Review: Godspell

James Daly truly enjoyed Godspell, a show like no other.

godspell magdalene musical Musical review Tab tab theatre Theatre

This year’s Magdalene musical, Godspell by Stephen Schwartz, is a show like no other and it certainly knows it, taking the audience from profound moral teachings to ‘I am the Messiah’ sung to the tune of Adele.

Using parables from the Bible as its inspiration, the show is a series of interactions with Jesus through which the characters learn the moral lessons of Christianity, interspersed with modern music varying in genre from rock to jazz to traditional musical theatre.

Photo Credit: Caitlin McCartney

Photo Credit: Caitlin McCartney

Benedict Welch carries the production as Jesus, commanding the ensemble and creating a calm, refreshing atmosphere on stage as a contrast to the other characters’ exuberant, wacky performances. Welch is one of many extremely talented performers this show has to offer, alongside standout vocalists Heather Conder, Pamela MacDuff and Martha Cook, whose hilarious ad libs throughout were also highlights.

Photo Credit: Caitlin McCartney

Photo Credit: Caitlin McCartney

The ensemble-driven nature of this show makes it difficult to pick favourite moments but particular mentions must go to Kate Stevenson for her wonderfully sultry and beautifully sung rendition of ‘Turn Back, O Man’, and Fopé Jegede whose outstanding performance of ‘By My Side’ – featuring vocals from Katie McCoshan, Elaine Duncan and Laura Pujos – was the most moving, memorable moment of the show.

Under the direction of Will Popplewell, every cast member is able to shine, and in very well executed dance numbers, with effective, uplifting choreography by Maddie Wong and Megan Thorpe, the stage comes alive with energy and it is impossible not to smile, seeing a stage full of actors clearly having the time of their lives, despite the audience often having very little idea what is happening plot-wise.

Photo Credit: Caitlin McCartney

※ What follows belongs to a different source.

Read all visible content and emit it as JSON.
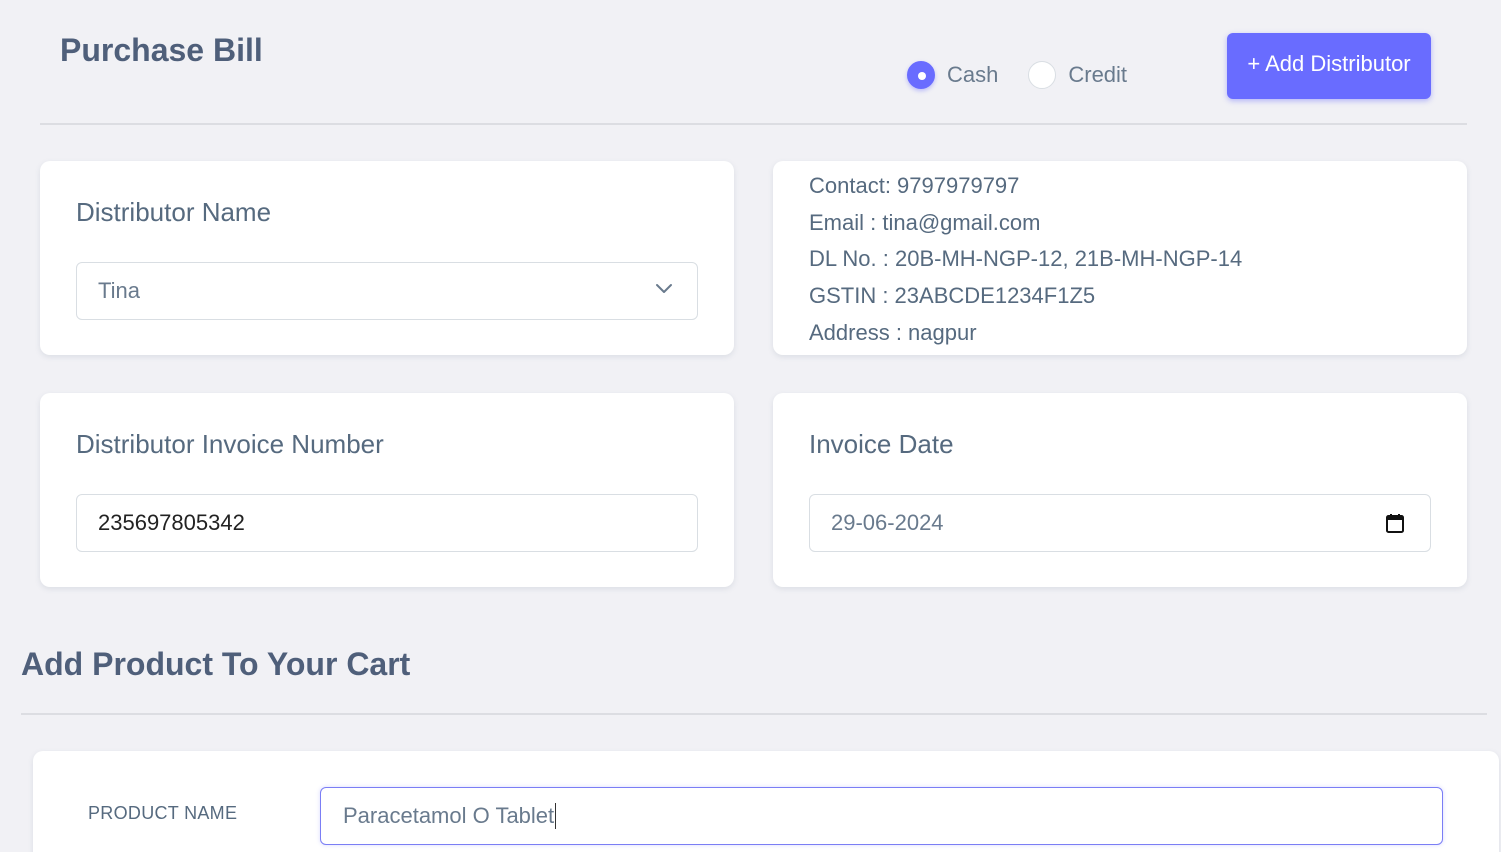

The lack of any cohesive narrative structure and frequent technical problems with the microphones are the only flaws of this production and undoubtedly the technical issues will improve as the run goes on. As for the plot, the key is to stop trying to understand why everyone is singing, dancing and pretending to be seeds and just enjoy the fabulous performances.

If you can stop taking yourself seriously enough to stop and enjoy the roses, Godspell will be a real treat.

4/5 stars